Noted architect Peter Beaven made a plea in the wake of the quake not to bulldoze the grand old buildings too hastily. Christchurch has for too long traded heritage for profit as it has had much less regard for historic old landmarks or quality creatively designed buildings than other towns and cities. 

Parts of Christchurch have been lost forever because of the earthquake. Mayor Bob Parker appointed Wellington architect Ian Athfield as the architect-ambassador to oversee the rebuilding of Christchurch. 

Athfield is considered too contemporary by some for his more modern designs. He is an outstanding architect but there is a large movement in Christchurch of people wanting to retain what little is left of the city’s heritage. When a new university music building entre was planned for the Arts Centre the people of Christchurch threw out the proposal as they want to retain the historic feel of that precinct. 

Athfield told me a couple of years ago that New Zealanders seem to have an affinity with "buildings from their grandparents’ day rather than their parents’ era’’. 

Other parts of NZ are not exempt from showing disregard to stunning old buildings.
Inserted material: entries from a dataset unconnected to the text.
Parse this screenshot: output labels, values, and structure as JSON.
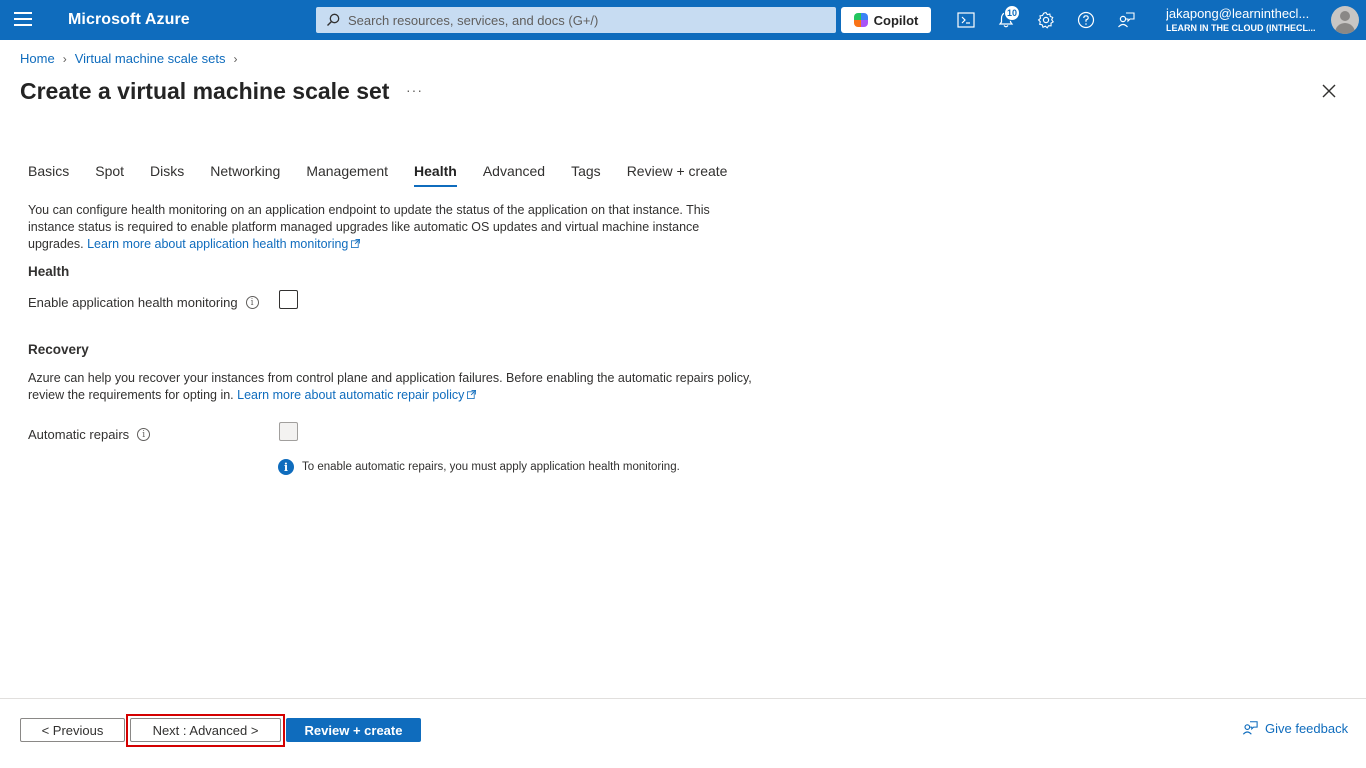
{
  "topbar": {
    "brand": "Microsoft Azure",
    "search_placeholder": "Search resources, services, and docs (G+/)",
    "copilot_label": "Copilot",
    "notification_count": "10",
    "user_name": "jakapong@learninthecl...",
    "user_org": "LEARN IN THE CLOUD (INTHECL..."
  },
  "breadcrumb": {
    "items": [
      "Home",
      "Virtual machine scale sets"
    ]
  },
  "page": {
    "title": "Create a virtual machine scale set",
    "more": "···"
  },
  "tabs": [
    "Basics",
    "Spot",
    "Disks",
    "Networking",
    "Management",
    "Health",
    "Advanced",
    "Tags",
    "Review + create"
  ],
  "active_tab": "Health",
  "health": {
    "description": "You can configure health monitoring on an application endpoint to update the status of the application on that instance. This instance status is required to enable platform managed upgrades like automatic OS updates and virtual machine instance upgrades.",
    "learn_more": "Learn more about application health monitoring",
    "section_title": "Health",
    "enable_label": "Enable application health monitoring",
    "enable_checked": false
  },
  "recovery": {
    "section_title": "Recovery",
    "description": "Azure can help you recover your instances from control plane and application failures. Before enabling the automatic repairs policy, review the requirements for opting in.",
    "learn_more": "Learn more about automatic repair policy",
    "auto_repairs_label": "Automatic repairs",
    "auto_repairs_checked": false,
    "info_note": "To enable automatic repairs, you must apply application health monitoring."
  },
  "footer": {
    "previous": "< Previous",
    "next": "Next : Advanced >",
    "review": "Review + create",
    "feedback": "Give feedback"
  },
  "colors": {
    "accent": "#0f6cbd",
    "highlight": "#d40000"
  }
}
Collangatta homestead at 464 Remuera Rd was flattened a few years ago. The same with 42 St Stephens Ave and 22A Jubilee Ave: which were both reduced to rubble. In Wellington, some of the most glorious homes on The Terrace were bulldozed to make way for high-rise. 

However, with the September 4 earthquake, Christchurch has lost more of its old heritage and great landmarks. One exception – and there will be many more - is the big old brick church on the corner of Rugby St and Papanui Rd in Merivale.  A big crane lifted the spire off the church and it is sitting neatly on the ground – waiting reconstruction and earthquake strengthening to its damaged building before returning to its lofty perch. 
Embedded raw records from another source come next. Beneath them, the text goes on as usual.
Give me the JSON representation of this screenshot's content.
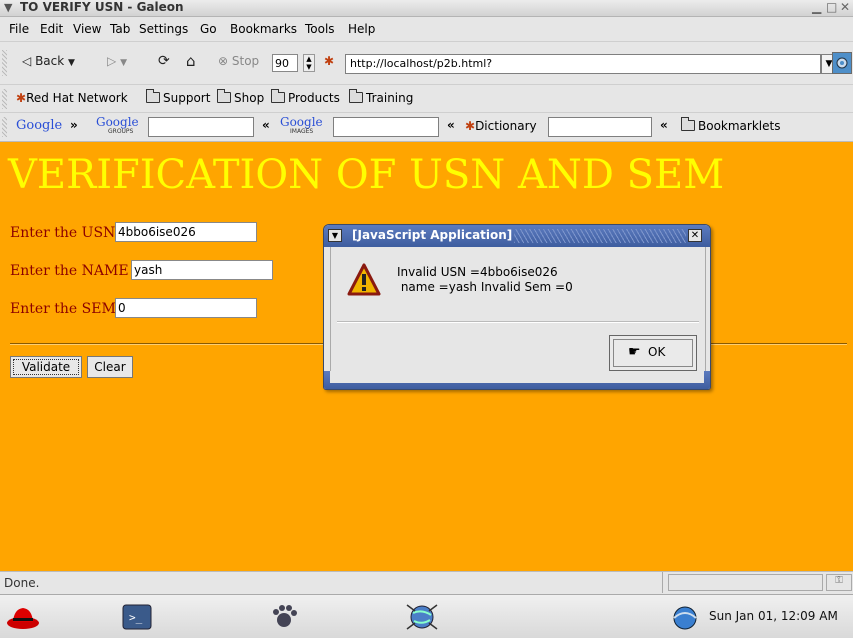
{
  "window": {
    "title": "TO VERIFY USN - Galeon"
  },
  "menu": [
    "File",
    "Edit",
    "View",
    "Tab",
    "Settings",
    "Go",
    "Bookmarks",
    "Tools",
    "Help"
  ],
  "toolbar": {
    "back_label": "Back",
    "stop_label": "Stop",
    "zoom_value": "90",
    "url": "http://localhost/p2b.html?"
  },
  "bookmarks": [
    "Red Hat Network",
    "Support",
    "Shop",
    "Products",
    "Training"
  ],
  "googlebar": {
    "google_label": "Google",
    "groups_label": "GROUPS",
    "images_label": "IMAGES",
    "raquo": "»",
    "laquo": "«",
    "dictionary_label": "Dictionary",
    "bookmarklets_label": "Bookmarklets"
  },
  "page": {
    "heading": "VERIFICATION OF USN AND SEM",
    "usn_label": "Enter the USN",
    "usn_value": "4bbo6ise026",
    "name_label": "Enter the NAME",
    "name_value": "yash",
    "sem_label": "Enter the SEM",
    "sem_value": "0",
    "validate_label": "Validate",
    "clear_label": "Clear"
  },
  "dialog": {
    "title": "[JavaScript Application]",
    "message": "Invalid USN =4bbo6ise026\n name =yash Invalid Sem =0",
    "ok_label": "OK"
  },
  "status": {
    "text": "Done."
  },
  "taskbar": {
    "clock": "Sun Jan 01, 12:09 AM"
  },
  "colors": {
    "page_bg": "#ffa500",
    "heading": "#ffff00",
    "label": "#8b0000",
    "dialog_title": "#4a69ab"
  }
}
So Christchurch is rebuilding – and it won’t be a post-earthquake city with a theme like art deco Napier – which has used it distinctive buildings as a major tourist attraction. Hardly a street remains in Christchurch – before or after the quake – that could be used as a movie set for an early 20th century movie full of character homes or buildings. 
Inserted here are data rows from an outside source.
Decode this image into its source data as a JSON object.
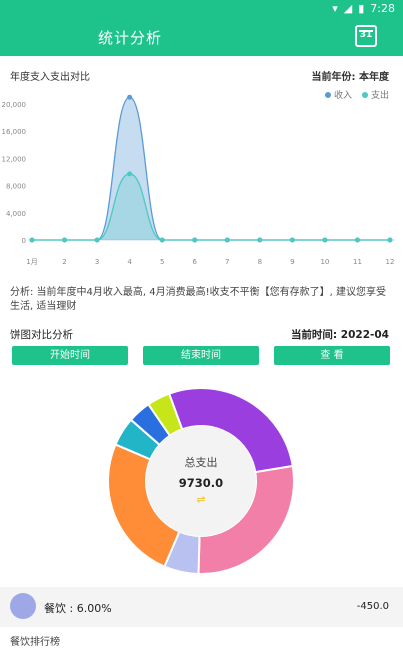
{
  "status": {
    "time": "7:28"
  },
  "app": {
    "title": "统计分析",
    "calendar_day": "31"
  },
  "line_section": {
    "title": "年度支入支出对比",
    "year_label": "当前年份: 本年度"
  },
  "chart_data": {
    "type": "line",
    "x": [
      "1月",
      "2",
      "3",
      "4",
      "5",
      "6",
      "7",
      "8",
      "9",
      "10",
      "11",
      "12"
    ],
    "ylim": [
      -2000,
      21000
    ],
    "yticks": [
      "0",
      "4,000",
      "8,000",
      "12,000",
      "16,000",
      "20,000"
    ],
    "series": [
      {
        "name": "收入",
        "color": "#5b9bd5",
        "values": [
          0,
          0,
          0,
          21000,
          0,
          0,
          0,
          0,
          0,
          0,
          0,
          0
        ]
      },
      {
        "name": "支出",
        "color": "#4cc9c4",
        "values": [
          0,
          0,
          0,
          9730,
          0,
          0,
          0,
          0,
          0,
          0,
          0,
          0
        ]
      }
    ],
    "legend_position": "top-right"
  },
  "analysis": {
    "text": "分析: 当前年度中4月收入最高, 4月消费最高!收支不平衡【您有存款了】, 建议您享受生活, 适当理财"
  },
  "pie_section": {
    "title": "饼图对比分析",
    "current_time": "当前时间: 2022-04",
    "buttons": {
      "start": "开始时间",
      "end": "结束时间",
      "view": "查 看"
    },
    "center_title": "总支出",
    "center_value": "9730.0",
    "segments": [
      {
        "color": "#9b3ee0",
        "value": 28
      },
      {
        "color": "#f27fa8",
        "value": 28
      },
      {
        "color": "#b8c1ef",
        "value": 6
      },
      {
        "color": "#ff8c36",
        "value": 25
      },
      {
        "color": "#22b5c8",
        "value": 5
      },
      {
        "color": "#2a6fe0",
        "value": 4
      },
      {
        "color": "#c6e61a",
        "value": 4
      }
    ]
  },
  "summary": {
    "label": "餐饮 : 6.00%",
    "amount": "-450.0"
  },
  "ranking": {
    "title": "餐饮排行榜"
  }
}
The best in town was Lichfield St past High St but the area has suffered a lot of damage. It remains to be seen how vigilant authorities, the Earthquake Commission, architects, owners and deconstructors are in trying to save so many hold buildings under threat. 

Christchurch has survived the quake – many buildings are lost forever. But for clarity many parts of Christchurch are visually unaffected. Most people are positive and growing stronger as a result of what has happened. Some are suffering trauma; some are scared. Eleven days after the early morning quake, the city is still being struck daily by strong after-shocks which are jolting some people’s nerves. 

Some events have been postponed or cancelled – others are going ahead. Darfield – near the epi-centre of the quake, is pushing ahead with its art exhibition – Shake but Undeterred. 

Other art galleries have closed. Some many never reopen. Gallery O in the Arts Centre is closed – indefinitely. The Arts Centre buildings were once the Canterbury University campus . Today both sites remain closed because of the earthquake. But life in the city and in rural Canterbury goes on. The sun is shining. Christchurch will become a great city again, before long.



Idealog has been covering the most interesting people, businesses and issues from the fields of innovation, design, technology and urban development for over 12 years. And we're asking for your support so we can keep telling those stories, inspire more entrepreneurs to start their own businesses and keep pushing New Zealand forward. Give over $5 a month and you will not only be supporting New Zealand innovation, but you’ll also receive a print subscription and a copy of the new book by David Downs and Dr. Michelle Dickinson, No. 8 Recharged (while stocks last).